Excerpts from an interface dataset

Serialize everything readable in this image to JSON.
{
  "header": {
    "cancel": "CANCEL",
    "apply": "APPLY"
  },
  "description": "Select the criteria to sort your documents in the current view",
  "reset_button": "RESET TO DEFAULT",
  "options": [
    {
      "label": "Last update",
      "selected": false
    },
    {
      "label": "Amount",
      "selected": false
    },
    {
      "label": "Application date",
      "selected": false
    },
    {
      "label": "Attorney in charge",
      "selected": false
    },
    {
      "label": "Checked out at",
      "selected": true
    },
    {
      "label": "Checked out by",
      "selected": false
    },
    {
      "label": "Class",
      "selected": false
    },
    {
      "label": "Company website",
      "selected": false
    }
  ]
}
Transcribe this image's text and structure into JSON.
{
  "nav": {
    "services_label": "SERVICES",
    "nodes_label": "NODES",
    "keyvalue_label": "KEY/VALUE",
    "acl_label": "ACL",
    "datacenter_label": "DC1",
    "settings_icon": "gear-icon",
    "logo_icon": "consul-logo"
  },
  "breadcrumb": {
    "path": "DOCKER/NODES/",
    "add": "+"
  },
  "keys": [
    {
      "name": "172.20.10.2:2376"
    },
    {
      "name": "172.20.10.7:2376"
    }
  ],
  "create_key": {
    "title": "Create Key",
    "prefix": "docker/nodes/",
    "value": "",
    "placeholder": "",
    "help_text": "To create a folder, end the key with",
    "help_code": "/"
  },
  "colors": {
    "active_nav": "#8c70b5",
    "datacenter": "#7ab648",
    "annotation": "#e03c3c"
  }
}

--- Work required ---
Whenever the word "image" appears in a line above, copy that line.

--- Task response ---
Serialize everything readable in this image to JSON.
Transcribe this image's text and structure into JSON.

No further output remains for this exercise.